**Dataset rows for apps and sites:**
────

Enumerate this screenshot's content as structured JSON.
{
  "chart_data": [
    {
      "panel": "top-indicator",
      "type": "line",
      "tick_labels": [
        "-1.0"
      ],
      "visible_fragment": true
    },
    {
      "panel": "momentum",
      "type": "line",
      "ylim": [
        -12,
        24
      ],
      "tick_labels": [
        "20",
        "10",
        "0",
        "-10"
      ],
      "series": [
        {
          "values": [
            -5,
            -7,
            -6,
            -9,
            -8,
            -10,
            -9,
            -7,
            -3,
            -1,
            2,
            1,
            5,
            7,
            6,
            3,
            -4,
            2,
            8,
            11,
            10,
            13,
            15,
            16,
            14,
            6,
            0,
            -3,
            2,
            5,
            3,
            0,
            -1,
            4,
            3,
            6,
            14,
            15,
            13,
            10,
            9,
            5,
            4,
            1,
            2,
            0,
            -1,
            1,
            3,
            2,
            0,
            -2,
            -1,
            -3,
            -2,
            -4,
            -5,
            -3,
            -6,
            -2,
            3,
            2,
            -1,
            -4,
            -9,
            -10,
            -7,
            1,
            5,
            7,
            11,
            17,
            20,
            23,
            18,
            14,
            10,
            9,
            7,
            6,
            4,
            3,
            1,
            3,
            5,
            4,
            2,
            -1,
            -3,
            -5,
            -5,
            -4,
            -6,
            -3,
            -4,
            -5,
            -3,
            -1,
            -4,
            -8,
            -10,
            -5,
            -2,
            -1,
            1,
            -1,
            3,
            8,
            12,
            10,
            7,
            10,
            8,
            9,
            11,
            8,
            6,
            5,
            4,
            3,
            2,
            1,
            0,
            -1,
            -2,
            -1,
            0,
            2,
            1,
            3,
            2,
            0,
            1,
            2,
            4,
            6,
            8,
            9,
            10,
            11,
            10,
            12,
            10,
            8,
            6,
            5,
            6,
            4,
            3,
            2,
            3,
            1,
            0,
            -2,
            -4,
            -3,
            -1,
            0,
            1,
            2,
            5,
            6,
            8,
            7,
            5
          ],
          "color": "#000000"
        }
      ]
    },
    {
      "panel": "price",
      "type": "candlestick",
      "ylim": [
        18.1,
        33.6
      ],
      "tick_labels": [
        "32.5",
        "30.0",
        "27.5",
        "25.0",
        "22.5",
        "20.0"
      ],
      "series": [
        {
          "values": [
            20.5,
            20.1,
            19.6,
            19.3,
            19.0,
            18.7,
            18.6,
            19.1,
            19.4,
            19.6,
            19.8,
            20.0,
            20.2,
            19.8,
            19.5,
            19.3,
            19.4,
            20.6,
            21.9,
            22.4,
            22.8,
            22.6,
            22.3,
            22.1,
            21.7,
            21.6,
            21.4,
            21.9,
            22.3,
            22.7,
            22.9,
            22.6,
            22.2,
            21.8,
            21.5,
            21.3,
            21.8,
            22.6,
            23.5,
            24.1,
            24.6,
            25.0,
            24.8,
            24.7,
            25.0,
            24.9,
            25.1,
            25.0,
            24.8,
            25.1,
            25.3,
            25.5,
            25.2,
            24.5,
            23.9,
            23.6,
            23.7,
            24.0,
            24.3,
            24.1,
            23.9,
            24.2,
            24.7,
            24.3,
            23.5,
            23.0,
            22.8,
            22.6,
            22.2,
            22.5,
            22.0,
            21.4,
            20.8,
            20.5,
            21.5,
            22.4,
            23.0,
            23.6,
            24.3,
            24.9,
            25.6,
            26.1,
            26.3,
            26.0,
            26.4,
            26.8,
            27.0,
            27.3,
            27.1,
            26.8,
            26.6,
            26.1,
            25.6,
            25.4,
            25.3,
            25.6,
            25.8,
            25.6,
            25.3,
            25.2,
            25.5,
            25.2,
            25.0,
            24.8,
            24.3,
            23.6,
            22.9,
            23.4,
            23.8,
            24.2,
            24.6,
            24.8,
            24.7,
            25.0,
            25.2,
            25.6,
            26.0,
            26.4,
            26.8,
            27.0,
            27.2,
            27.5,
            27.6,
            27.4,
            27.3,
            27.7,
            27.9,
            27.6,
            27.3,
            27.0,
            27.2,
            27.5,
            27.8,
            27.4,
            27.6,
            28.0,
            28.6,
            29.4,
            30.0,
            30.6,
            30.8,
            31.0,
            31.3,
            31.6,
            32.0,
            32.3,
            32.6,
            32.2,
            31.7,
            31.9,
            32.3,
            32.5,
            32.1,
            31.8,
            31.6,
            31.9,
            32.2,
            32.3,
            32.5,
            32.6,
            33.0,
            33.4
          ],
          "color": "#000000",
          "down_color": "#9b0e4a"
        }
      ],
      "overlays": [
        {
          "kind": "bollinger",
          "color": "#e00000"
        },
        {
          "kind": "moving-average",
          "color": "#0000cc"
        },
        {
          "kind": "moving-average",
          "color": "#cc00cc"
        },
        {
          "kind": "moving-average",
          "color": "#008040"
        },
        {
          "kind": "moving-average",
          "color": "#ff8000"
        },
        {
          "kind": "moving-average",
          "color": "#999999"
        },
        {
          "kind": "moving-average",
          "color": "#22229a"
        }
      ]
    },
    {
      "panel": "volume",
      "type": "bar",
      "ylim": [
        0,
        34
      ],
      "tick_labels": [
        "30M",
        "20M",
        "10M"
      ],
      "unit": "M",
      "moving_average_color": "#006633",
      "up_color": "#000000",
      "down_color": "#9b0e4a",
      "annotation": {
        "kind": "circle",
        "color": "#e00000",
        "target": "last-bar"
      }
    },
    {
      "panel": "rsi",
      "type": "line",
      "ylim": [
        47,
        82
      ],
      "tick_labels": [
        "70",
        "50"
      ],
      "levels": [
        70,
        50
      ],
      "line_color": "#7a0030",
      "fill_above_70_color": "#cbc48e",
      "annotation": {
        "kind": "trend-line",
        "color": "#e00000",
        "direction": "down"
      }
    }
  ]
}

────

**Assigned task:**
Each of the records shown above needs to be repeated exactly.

**Output for this task:**
Enumerate this screenshot's content as structured JSON.
{
  "chart_data": [
    {
      "panel": "top-indicator",
      "type": "line",
      "tick_labels": [
        "-1.0"
      ],
      "visible_fragment": true
    },
    {
      "panel": "momentum",
      "type": "line",
      "ylim": [
        -12,
        24
      ],
      "tick_labels": [
        "20",
        "10",
        "0",
        "-10"
      ],
      "series": [
        {
          "values": [
            -5,
            -7,
            -6,
            -9,
            -8,
            -10,
            -9,
            -7,
            -3,
            -1,
            2,
            1,
            5,
            7,
            6,
            3,
            -4,
            2,
            8,
            11,
            10,
            13,
            15,
            16,
            14,
            6,
            0,
            -3,
            2,
            5,
            3,
            0,
            -1,
            4,
            3,
            6,
            14,
            15,
            13,
            10,
            9,
            5,
            4,
            1,
            2,
            0,
            -1,
            1,
            3,
            2,
            0,
            -2,
            -1,
            -3,
            -2,
            -4,
            -5,
            -3,
            -6,
            -2,
            3,
            2,
            -1,
            -4,
            -9,
            -10,
            -7,
            1,
            5,
            7,
            11,
            17,
            20,
            23,
            18,
            14,
            10,
            9,
            7,
            6,
            4,
            3,
            1,
            3,
            5,
            4,
            2,
            -1,
            -3,
            -5,
            -5,
            -4,
            -6,
            -3,
            -4,
            -5,
            -3,
            -1,
            -4,
            -8,
            -10,
            -5,
            -2,
            -1,
            1,
            -1,
            3,
            8,
            12,
            10,
            7,
            10,
            8,
            9,
            11,
            8,
            6,
            5,
            4,
            3,
            2,
            1,
            0,
            -1,
            -2,
            -1,
            0,
            2,
            1,
            3,
            2,
            0,
            1,
            2,
            4,
            6,
            8,
            9,
            10,
            11,
            10,
            12,
            10,
            8,
            6,
            5,
            6,
            4,
            3,
            2,
            3,
            1,
            0,
            -2,
            -4,
            -3,
            -1,
            0,
            1,
            2,
            5,
            6,
            8,
            7,
            5
          ],
          "color": "#000000"
        }
      ]
    },
    {
      "panel": "price",
      "type": "candlestick",
      "ylim": [
        18.1,
        33.6
      ],
      "tick_labels": [
        "32.5",
        "30.0",
        "27.5",
        "25.0",
        "22.5",
        "20.0"
      ],
      "series": [
        {
          "values": [
            20.5,
            20.1,
            19.6,
            19.3,
            19.0,
            18.7,
            18.6,
            19.1,
            19.4,
            19.6,
            19.8,
            20.0,
            20.2,
            19.8,
            19.5,
            19.3,
            19.4,
            20.6,
            21.9,
            22.4,
            22.8,
            22.6,
            22.3,
            22.1,
            21.7,
            21.6,
            21.4,
            21.9,
            22.3,
            22.7,
            22.9,
            22.6,
            22.2,
            21.8,
            21.5,
            21.3,
            21.8,
            22.6,
            23.5,
            24.1,
            24.6,
            25.0,
            24.8,
            24.7,
            25.0,
            24.9,
            25.1,
            25.0,
            24.8,
            25.1,
            25.3,
            25.5,
            25.2,
            24.5,
            23.9,
            23.6,
            23.7,
            24.0,
            24.3,
            24.1,
            23.9,
            24.2,
            24.7,
            24.3,
            23.5,
            23.0,
            22.8,
            22.6,
            22.2,
            22.5,
            22.0,
            21.4,
            20.8,
            20.5,
            21.5,
            22.4,
            23.0,
            23.6,
            24.3,
            24.9,
            25.6,
            26.1,
            26.3,
            26.0,
            26.4,
            26.8,
            27.0,
            27.3,
            27.1,
            26.8,
            26.6,
            26.1,
            25.6,
            25.4,
            25.3,
            25.6,
            25.8,
            25.6,
            25.3,
            25.2,
            25.5,
            25.2,
            25.0,
            24.8,
            24.3,
            23.6,
            22.9,
            23.4,
            23.8,
            24.2,
            24.6,
            24.8,
            24.7,
            25.0,
            25.2,
            25.6,
            26.0,
            26.4,
            26.8,
            27.0,
            27.2,
            27.5,
            27.6,
            27.4,
            27.3,
            27.7,
            27.9,
            27.6,
            27.3,
            27.0,
            27.2,
            27.5,
            27.8,
            27.4,
            27.6,
            28.0,
            28.6,
            29.4,
            30.0,
            30.6,
            30.8,
            31.0,
            31.3,
            31.6,
            32.0,
            32.3,
            32.6,
            32.2,
            31.7,
            31.9,
            32.3,
            32.5,
            32.1,
            31.8,
            31.6,
            31.9,
            32.2,
            32.3,
            32.5,
            32.6,
            33.0,
            33.4
          ],
          "color": "#000000",
          "down_color": "#9b0e4a"
        }
      ],
      "overlays": [
        {
          "kind": "bollinger",
          "color": "#e00000"
        },
        {
          "kind": "moving-average",
          "color": "#0000cc"
        },
        {
          "kind": "moving-average",
          "color": "#cc00cc"
        },
        {
          "kind": "moving-average",
          "color": "#008040"
        },
        {
          "kind": "moving-average",
          "color": "#ff8000"
        },
        {
          "kind": "moving-average",
          "color": "#999999"
        },
        {
          "kind": "moving-average",
          "color": "#22229a"
        }
      ]
    },
    {
      "panel": "volume",
      "type": "bar",
      "ylim": [
        0,
        34
      ],
      "tick_labels": [
        "30M",
        "20M",
        "10M"
      ],
      "unit": "M",
      "moving_average_color": "#006633",
      "up_color": "#000000",
      "down_color": "#9b0e4a",
      "annotation": {
        "kind": "circle",
        "color": "#e00000",
        "target": "last-bar"
      }
    },
    {
      "panel": "rsi",
      "type": "line",
      "ylim": [
        47,
        82
      ],
      "tick_labels": [
        "70",
        "50"
      ],
      "levels": [
        70,
        50
      ],
      "line_color": "#7a0030",
      "fill_above_70_color": "#cbc48e",
      "annotation": {
        "kind": "trend-line",
        "color": "#e00000",
        "direction": "down"
      }
    }
  ]
}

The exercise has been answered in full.